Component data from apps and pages
>>

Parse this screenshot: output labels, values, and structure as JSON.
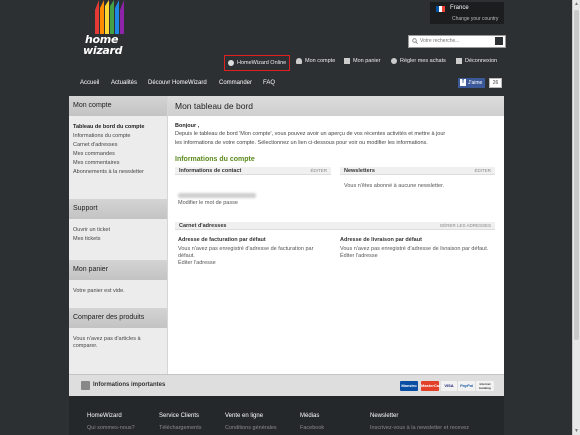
{
  "brand": {
    "line1": "home",
    "line2": "wizard"
  },
  "country": {
    "name": "France",
    "change": "Change your country"
  },
  "search": {
    "placeholder": "Votre recherche..."
  },
  "top_links": [
    {
      "label": "HomeWizard Online",
      "icon": "globe-icon"
    },
    {
      "label": "Mon compte",
      "icon": "user-icon"
    },
    {
      "label": "Mon panier",
      "icon": "cart-icon"
    },
    {
      "label": "Régler mes achats",
      "icon": "checkout-icon"
    },
    {
      "label": "Déconnexion",
      "icon": "lock-icon"
    }
  ],
  "main_nav": [
    "Accueil",
    "Actualités",
    "Découvr HomeWizard",
    "Commander",
    "FAQ"
  ],
  "facebook": {
    "like": "J'aime",
    "count": "26"
  },
  "sidebar": {
    "account": {
      "title": "Mon compte",
      "items": [
        "Tableau de bord du compte",
        "Informations du compte",
        "Carnet d'adresses",
        "Mes commandes",
        "Mes commentaires",
        "Abonnements à la newsletter"
      ]
    },
    "support": {
      "title": "Support",
      "items": [
        "Ouvrir un ticket",
        "Mes tickets"
      ]
    },
    "cart": {
      "title": "Mon panier",
      "text": "Votre panier est vide."
    },
    "compare": {
      "title": "Comparer des produits",
      "text_line1": "Vous n'avez pas d'articles à",
      "text_line2": "comparer."
    }
  },
  "main": {
    "title": "Mon tableau de bord",
    "hello": "Bonjour ,",
    "intro_line1": "Depuis le tableau de bord 'Mon compte', vous pouvez avoir un aperçu de vos récentes activités et mettre à jour",
    "intro_line2": "les informations de votre compte. Sélectionnez un lien ci-dessous pour voir ou modifier les informations.",
    "account_info_heading": "Informations du compte",
    "contact": {
      "title": "Informations de contact",
      "edit": "ÉDITER",
      "change_password": "Modifier le mot de passe"
    },
    "newsletters": {
      "title": "Newsletters",
      "edit": "ÉDITER",
      "text": "Vous n'êtes abonné à aucune newsletter."
    },
    "address_book": {
      "title": "Carnet d'adresses",
      "manage": "GÉRER LES ADRESSES",
      "billing": {
        "title": "Adresse de facturation par défaut",
        "line1": "Vous n'avez pas enregistré d'adresse de facturation par",
        "line2": "défaut.",
        "edit": "Éditer l'adresse"
      },
      "shipping": {
        "title": "Adresse de livraison par défaut",
        "line1": "Vous n'avez pas enregistré d'adresse de livraison par défaut.",
        "edit": "Éditer l'adresse"
      }
    }
  },
  "info_bar": {
    "label": "Informations importantes",
    "payments": [
      "Maestro",
      "MasterCard",
      "VISA",
      "PayPal",
      "internet banking"
    ]
  },
  "footer": {
    "columns": [
      {
        "title": "HomeWizard",
        "sub": "Qui sommes-nous?"
      },
      {
        "title": "Service Clients",
        "sub": "Téléchargements"
      },
      {
        "title": "Vente en ligne",
        "sub": "Conditions générales"
      },
      {
        "title": "Médias",
        "sub": "Facebook"
      },
      {
        "title": "Newsletter",
        "sub": "Inscrivez-vous à la newsletter et recevez"
      }
    ]
  },
  "colors": {
    "page_bg": "#2d3033",
    "accent_green": "#5a8a1c",
    "highlight_red": "#e02020",
    "facebook_blue": "#3b5998"
  }
}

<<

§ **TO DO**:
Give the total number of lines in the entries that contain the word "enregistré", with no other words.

§ **ANSWER TO THE EXERCISE**:
2